The Morning Glory used for this dish is Ipomoea aquatica, also known as Water Morning Glory or Water Spinach. It is very popular in SE Asian countries as a side or main dish. In most states of the US, it is prohibited to
cultivate since it is regarded as a pest but in Texas, it is allowed to be grown for personal consumption due to its undeniable culinary potential. This is nothing to worry about since consumption is not illegal. Water Morning Glory is now available all over the world in your favourite Asian grocery shop.
Morning glory (Convolvulaceae) is found in the tropics. It is a vegetable popular among locals in countries such as Thailand, Vietnam, Cambodia, Malaysia and Ghana. There are 3 varieties of Morning glory that Thai people like to cook, which are Thai morning glory, morning glory and rice morning glory. The Thai morning glory is often grown in water because it grows better than on land. The Chinese morning glory is grown in the soil because it needs more nutrients from the soil.
Stir-Fried Morning Glory is a must for a Thai cooking class menu for anyone who has been backpacking around South East Asia will have come across this dish numerous times and will no doubt have loved.

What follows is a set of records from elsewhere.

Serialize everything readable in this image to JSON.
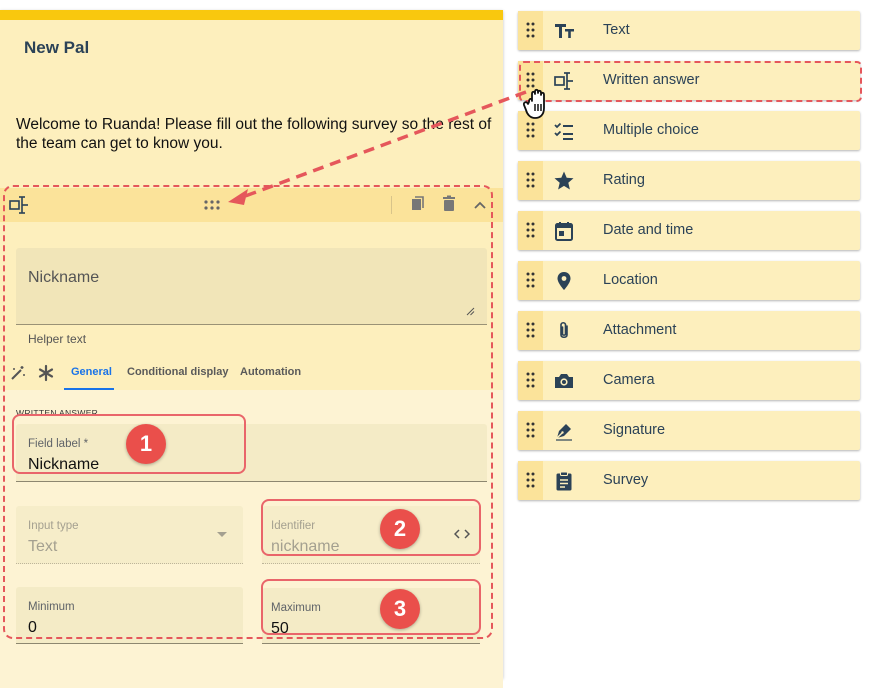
{
  "form": {
    "title": "New Pal",
    "description": "Welcome to Ruanda! Please fill out the following survey so the rest of the team can get to know you.",
    "block": {
      "question_placeholder": "Nickname",
      "helper_text": "Helper text",
      "tabs": [
        {
          "label": "General",
          "active": true
        },
        {
          "label": "Conditional display",
          "active": false
        },
        {
          "label": "Automation",
          "active": false
        }
      ],
      "section_title": "WRITTEN ANSWER",
      "field_label": {
        "label": "Field label *",
        "value": "Nickname"
      },
      "input_type": {
        "label": "Input type",
        "value": "Text"
      },
      "identifier": {
        "label": "Identifier",
        "value": "nickname"
      },
      "minimum": {
        "label": "Minimum",
        "value": "0"
      },
      "maximum": {
        "label": "Maximum",
        "value": "50"
      }
    },
    "badges": [
      "1",
      "2",
      "3"
    ]
  },
  "palette": {
    "items": [
      {
        "label": "Text",
        "icon": "text-format-icon"
      },
      {
        "label": "Written answer",
        "icon": "text-input-icon"
      },
      {
        "label": "Multiple choice",
        "icon": "checklist-icon"
      },
      {
        "label": "Rating",
        "icon": "star-icon"
      },
      {
        "label": "Date and time",
        "icon": "calendar-icon"
      },
      {
        "label": "Location",
        "icon": "location-pin-icon"
      },
      {
        "label": "Attachment",
        "icon": "paperclip-icon"
      },
      {
        "label": "Camera",
        "icon": "camera-icon"
      },
      {
        "label": "Signature",
        "icon": "pen-icon"
      },
      {
        "label": "Survey",
        "icon": "clipboard-icon"
      }
    ]
  },
  "colors": {
    "accent_yellow": "#f9c80e",
    "panel": "#fdefbd",
    "highlight_red": "#ea4f4b",
    "tab_blue": "#1a73e8",
    "icon_navy": "#2b4257"
  }
}
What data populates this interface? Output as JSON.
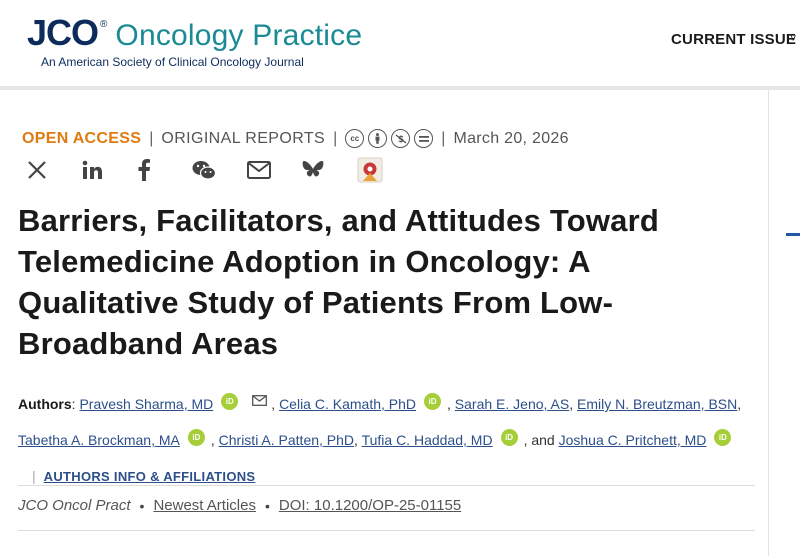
{
  "header": {
    "logo_jco": "JCO",
    "logo_reg": "®",
    "logo_op": "Oncology Practice",
    "logo_sub": "An American Society of Clinical Oncology Journal",
    "nav_current": "CURRENT ISSUE",
    "nav_caret": "˅"
  },
  "meta": {
    "open_access": "OPEN ACCESS",
    "sep": "|",
    "article_type": "ORIGINAL REPORTS",
    "license_icons": [
      "cc-icon",
      "by-icon",
      "nc-icon",
      "nd-icon"
    ],
    "date": "March 20, 2026"
  },
  "share": [
    "x-icon",
    "linkedin-icon",
    "facebook-icon",
    "wechat-icon",
    "email-icon",
    "bluesky-icon",
    "mendeley-icon"
  ],
  "title": "Barriers, Facilitators, and Attitudes Toward Telemedicine Adoption in Oncology: A Qualitative Study of Patients From Low-Broadband Areas",
  "authors": {
    "label": "Authors",
    "list": [
      "Pravesh Sharma, MD",
      "Celia C. Kamath, PhD",
      "Sarah E. Jeno, AS",
      "Emily N. Breutzman, BSN",
      "Tabetha A. Brockman, MA",
      "Christi A. Patten, PhD",
      "Tufia C. Haddad, MD",
      "Joshua C. Pritchett, MD"
    ],
    "orcid": "iD",
    "and": "and",
    "affiliations_link": "AUTHORS INFO & AFFILIATIONS"
  },
  "citation": {
    "journal": "JCO Oncol Pract",
    "section": "Newest Articles",
    "doi": "DOI: 10.1200/OP-25-01155",
    "bullet": "•"
  },
  "colors": {
    "brand_navy": "#0d2c5b",
    "brand_teal": "#1a8b94",
    "open_access": "#e07b12",
    "link": "#2c4f8a",
    "orcid": "#a6ce39"
  }
}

The history of Stir-Fried Morning Glory
Stir-Fried Morning Glory, also known as "pad pak boong" in Thai, is a traditional dish originating from Thai cuisine. It is believed to have originated in the rural areas of Thailand where the morning glory plant grows in abundance. The dish is made by stir-frying sliced morning glory with garlic, chili, soy sauce, and oyster sauce. Over time, it became a popular street food dish in Thailand and is now widely available in Thai restaurants around the world. It is considered a healthy dish as morning glory is a low-calorie vegetable and is high in fiber and antioxidants.
Ingredients you will need if you are taking an online class
● Morning glory
● Chilly optional, only if you like it a bit spicy
● Oyster sauce
● Soybean paste or Salted Soybean
● Cooking oil